**Directions:** Drop every image, then reproduce the data exactly as given.
+++
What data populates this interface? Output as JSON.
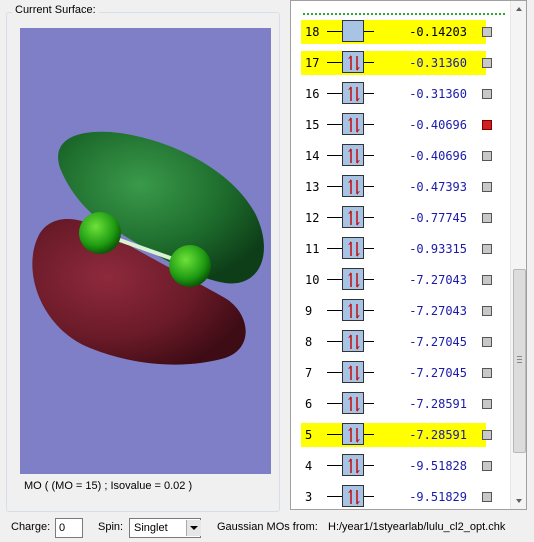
{
  "surface": {
    "group_title": "Current Surface:",
    "caption": "MO ( (MO = 15) ; Isovalue = 0.02 )"
  },
  "mo_list": [
    {
      "num": "18",
      "energy": "-0.14203",
      "occupied": false,
      "highlight": true,
      "checked": false
    },
    {
      "num": "17",
      "energy": "-0.31360",
      "occupied": true,
      "highlight": true,
      "checked": false
    },
    {
      "num": "16",
      "energy": "-0.31360",
      "occupied": true,
      "highlight": false,
      "checked": false
    },
    {
      "num": "15",
      "energy": "-0.40696",
      "occupied": true,
      "highlight": false,
      "checked": true
    },
    {
      "num": "14",
      "energy": "-0.40696",
      "occupied": true,
      "highlight": false,
      "checked": false
    },
    {
      "num": "13",
      "energy": "-0.47393",
      "occupied": true,
      "highlight": false,
      "checked": false
    },
    {
      "num": "12",
      "energy": "-0.77745",
      "occupied": true,
      "highlight": false,
      "checked": false
    },
    {
      "num": "11",
      "energy": "-0.93315",
      "occupied": true,
      "highlight": false,
      "checked": false
    },
    {
      "num": "10",
      "energy": "-7.27043",
      "occupied": true,
      "highlight": false,
      "checked": false
    },
    {
      "num": "9",
      "energy": "-7.27043",
      "occupied": true,
      "highlight": false,
      "checked": false
    },
    {
      "num": "8",
      "energy": "-7.27045",
      "occupied": true,
      "highlight": false,
      "checked": false
    },
    {
      "num": "7",
      "energy": "-7.27045",
      "occupied": true,
      "highlight": false,
      "checked": false
    },
    {
      "num": "6",
      "energy": "-7.28591",
      "occupied": true,
      "highlight": false,
      "checked": false
    },
    {
      "num": "5",
      "energy": "-7.28591",
      "occupied": true,
      "highlight": true,
      "checked": false
    },
    {
      "num": "4",
      "energy": "-9.51828",
      "occupied": true,
      "highlight": false,
      "checked": false
    },
    {
      "num": "3",
      "energy": "-9.51829",
      "occupied": true,
      "highlight": false,
      "checked": false
    }
  ],
  "controls": {
    "charge_label": "Charge:",
    "charge_value": "0",
    "spin_label": "Spin:",
    "spin_value": "Singlet",
    "source_label": "Gaussian MOs from:",
    "source_path": "H:/year1/1styearlab/lulu_cl2_opt.chk"
  },
  "colors": {
    "viewer_bg": "#7f7fc7",
    "positive_lobe": "#1d6b2c",
    "negative_lobe": "#6a1a28",
    "highlight": "#ffff00",
    "energy_text_occupied": "#1a1aa8",
    "energy_text_virtual": "#000000",
    "selected_check": "#d21f1f"
  }
}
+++
**Answer to this problem:**
What data populates this interface? Output as JSON.
{
  "surface": {
    "group_title": "Current Surface:",
    "caption": "MO ( (MO = 15) ; Isovalue = 0.02 )"
  },
  "mo_list": [
    {
      "num": "18",
      "energy": "-0.14203",
      "occupied": false,
      "highlight": true,
      "checked": false
    },
    {
      "num": "17",
      "energy": "-0.31360",
      "occupied": true,
      "highlight": true,
      "checked": false
    },
    {
      "num": "16",
      "energy": "-0.31360",
      "occupied": true,
      "highlight": false,
      "checked": false
    },
    {
      "num": "15",
      "energy": "-0.40696",
      "occupied": true,
      "highlight": false,
      "checked": true
    },
    {
      "num": "14",
      "energy": "-0.40696",
      "occupied": true,
      "highlight": false,
      "checked": false
    },
    {
      "num": "13",
      "energy": "-0.47393",
      "occupied": true,
      "highlight": false,
      "checked": false
    },
    {
      "num": "12",
      "energy": "-0.77745",
      "occupied": true,
      "highlight": false,
      "checked": false
    },
    {
      "num": "11",
      "energy": "-0.93315",
      "occupied": true,
      "highlight": false,
      "checked": false
    },
    {
      "num": "10",
      "energy": "-7.27043",
      "occupied": true,
      "highlight": false,
      "checked": false
    },
    {
      "num": "9",
      "energy": "-7.27043",
      "occupied": true,
      "highlight": false,
      "checked": false
    },
    {
      "num": "8",
      "energy": "-7.27045",
      "occupied": true,
      "highlight": false,
      "checked": false
    },
    {
      "num": "7",
      "energy": "-7.27045",
      "occupied": true,
      "highlight": false,
      "checked": false
    },
    {
      "num": "6",
      "energy": "-7.28591",
      "occupied": true,
      "highlight": false,
      "checked": false
    },
    {
      "num": "5",
      "energy": "-7.28591",
      "occupied": true,
      "highlight": true,
      "checked": false
    },
    {
      "num": "4",
      "energy": "-9.51828",
      "occupied": true,
      "highlight": false,
      "checked": false
    },
    {
      "num": "3",
      "energy": "-9.51829",
      "occupied": true,
      "highlight": false,
      "checked": false
    }
  ],
  "controls": {
    "charge_label": "Charge:",
    "charge_value": "0",
    "spin_label": "Spin:",
    "spin_value": "Singlet",
    "source_label": "Gaussian MOs from:",
    "source_path": "H:/year1/1styearlab/lulu_cl2_opt.chk"
  },
  "colors": {
    "viewer_bg": "#7f7fc7",
    "positive_lobe": "#1d6b2c",
    "negative_lobe": "#6a1a28",
    "highlight": "#ffff00",
    "energy_text_occupied": "#1a1aa8",
    "energy_text_virtual": "#000000",
    "selected_check": "#d21f1f"
  }
}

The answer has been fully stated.